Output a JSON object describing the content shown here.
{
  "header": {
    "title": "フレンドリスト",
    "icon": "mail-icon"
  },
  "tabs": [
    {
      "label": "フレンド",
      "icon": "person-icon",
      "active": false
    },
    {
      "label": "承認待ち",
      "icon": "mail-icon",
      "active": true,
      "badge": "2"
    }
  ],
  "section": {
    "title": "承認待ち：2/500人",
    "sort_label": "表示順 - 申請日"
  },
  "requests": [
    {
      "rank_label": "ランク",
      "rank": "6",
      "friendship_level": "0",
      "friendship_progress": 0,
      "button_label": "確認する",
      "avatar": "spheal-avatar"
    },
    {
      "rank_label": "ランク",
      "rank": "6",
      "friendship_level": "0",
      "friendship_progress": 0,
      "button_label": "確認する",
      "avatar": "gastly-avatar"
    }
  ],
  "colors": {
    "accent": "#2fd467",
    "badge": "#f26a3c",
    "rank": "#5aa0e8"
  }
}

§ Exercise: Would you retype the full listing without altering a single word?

§ Result of this task:
Output a JSON object describing the content shown here.
{
  "header": {
    "title": "フレンドリスト",
    "icon": "mail-icon"
  },
  "tabs": [
    {
      "label": "フレンド",
      "icon": "person-icon",
      "active": false
    },
    {
      "label": "承認待ち",
      "icon": "mail-icon",
      "active": true,
      "badge": "2"
    }
  ],
  "section": {
    "title": "承認待ち：2/500人",
    "sort_label": "表示順 - 申請日"
  },
  "requests": [
    {
      "rank_label": "ランク",
      "rank": "6",
      "friendship_level": "0",
      "friendship_progress": 0,
      "button_label": "確認する",
      "avatar": "spheal-avatar"
    },
    {
      "rank_label": "ランク",
      "rank": "6",
      "friendship_level": "0",
      "friendship_progress": 0,
      "button_label": "確認する",
      "avatar": "gastly-avatar"
    }
  ],
  "colors": {
    "accent": "#2fd467",
    "badge": "#f26a3c",
    "rank": "#5aa0e8"
  }
}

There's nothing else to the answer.